[Collected data entries]
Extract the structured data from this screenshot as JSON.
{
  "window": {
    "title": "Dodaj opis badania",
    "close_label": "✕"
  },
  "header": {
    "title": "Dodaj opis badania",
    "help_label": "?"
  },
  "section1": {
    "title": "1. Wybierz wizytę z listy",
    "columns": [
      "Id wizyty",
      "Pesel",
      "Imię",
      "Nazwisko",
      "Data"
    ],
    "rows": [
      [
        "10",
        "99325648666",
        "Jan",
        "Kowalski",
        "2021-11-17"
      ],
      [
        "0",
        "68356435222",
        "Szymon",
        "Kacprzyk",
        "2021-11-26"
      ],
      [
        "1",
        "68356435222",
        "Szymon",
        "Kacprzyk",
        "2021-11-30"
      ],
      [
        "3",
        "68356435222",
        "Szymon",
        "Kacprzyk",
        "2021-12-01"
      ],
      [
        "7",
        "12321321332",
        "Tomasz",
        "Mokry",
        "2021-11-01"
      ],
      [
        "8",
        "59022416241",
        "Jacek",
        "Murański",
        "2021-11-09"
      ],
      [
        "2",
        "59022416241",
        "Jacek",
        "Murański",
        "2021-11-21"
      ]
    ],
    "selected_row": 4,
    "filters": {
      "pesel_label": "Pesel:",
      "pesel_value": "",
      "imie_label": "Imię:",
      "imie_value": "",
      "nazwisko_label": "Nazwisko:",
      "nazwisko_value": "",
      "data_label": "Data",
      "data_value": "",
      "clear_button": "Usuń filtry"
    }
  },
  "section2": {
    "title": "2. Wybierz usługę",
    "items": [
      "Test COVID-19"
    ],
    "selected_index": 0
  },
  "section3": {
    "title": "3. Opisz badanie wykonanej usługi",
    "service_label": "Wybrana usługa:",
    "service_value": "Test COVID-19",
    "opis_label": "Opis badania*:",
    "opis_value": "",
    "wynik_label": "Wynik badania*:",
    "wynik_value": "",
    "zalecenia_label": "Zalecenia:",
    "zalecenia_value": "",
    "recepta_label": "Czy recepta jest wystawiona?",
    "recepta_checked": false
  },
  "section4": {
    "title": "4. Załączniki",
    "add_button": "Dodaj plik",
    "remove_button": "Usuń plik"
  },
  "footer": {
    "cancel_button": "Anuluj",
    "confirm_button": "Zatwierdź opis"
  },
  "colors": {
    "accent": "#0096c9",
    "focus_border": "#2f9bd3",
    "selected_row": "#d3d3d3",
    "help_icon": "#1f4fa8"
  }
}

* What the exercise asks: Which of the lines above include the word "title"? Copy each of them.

* Response:
    "title": "Dodaj opis badania",
    "title": "Dodaj opis badania",
    "title": "1. Wybierz wizytę z listy",
    "title": "2. Wybierz usługę",
    "title": "3. Opisz badanie wykonanej usługi",
    "title": "4. Załączniki",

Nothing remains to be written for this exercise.